Some ideas worked, some didn’t. But the stakes were always high and they demanded our attention.
That seems less and less the case today. Politicians tell us what they’re against — amnesty, Obamacare, tax breaks for the rich — but find it impossible to talk about new ideas they’re for.
There’s growing chatter that the 2016 presidential race might pit Hillary Clinton against Jeb Bush. Would a Bush-Clinton campaign involve a dynamic discussion of new ideas for the future, or would it be a bitter re-enactment of disputes from the past?
Let’s take a guess.
The concern isn’t limited to federal elections. Kansas City faces important problems, from violent crime to mediocre job recruitment to dangerous abandoned homes and crumbling neighborhoods. Yet the coming mayoral campaign may center around the downtown streetcar and light rail, which we’ve been arguing about for, oh, a quarter-century.
There’s a cost to this kind of political ennui. Voter turnout continues to slump because Americans, particularly the young, increasingly believe their choices don’t matter — that political disputes are a quaint distraction for Grandpa, like watching Civil War enthusiasts at Gettysburg.
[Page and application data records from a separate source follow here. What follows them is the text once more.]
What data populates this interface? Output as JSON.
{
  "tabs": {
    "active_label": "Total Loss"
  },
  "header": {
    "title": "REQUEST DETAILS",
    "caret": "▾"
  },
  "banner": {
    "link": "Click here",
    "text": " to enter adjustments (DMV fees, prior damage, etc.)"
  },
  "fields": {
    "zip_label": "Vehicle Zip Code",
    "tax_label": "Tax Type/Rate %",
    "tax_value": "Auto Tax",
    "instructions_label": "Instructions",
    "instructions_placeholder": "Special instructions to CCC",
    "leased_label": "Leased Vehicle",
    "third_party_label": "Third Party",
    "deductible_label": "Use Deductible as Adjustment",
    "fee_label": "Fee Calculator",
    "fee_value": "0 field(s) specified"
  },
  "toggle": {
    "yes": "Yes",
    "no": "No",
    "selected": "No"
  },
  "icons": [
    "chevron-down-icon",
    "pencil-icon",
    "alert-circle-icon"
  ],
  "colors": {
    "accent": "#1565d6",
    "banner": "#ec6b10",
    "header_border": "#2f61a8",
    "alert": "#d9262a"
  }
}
It doesn’t have to be that. But it will take candidates willing to admit government shutdowns and routine scandal-mongering are aging relics, not legitimate tools for fixing anything.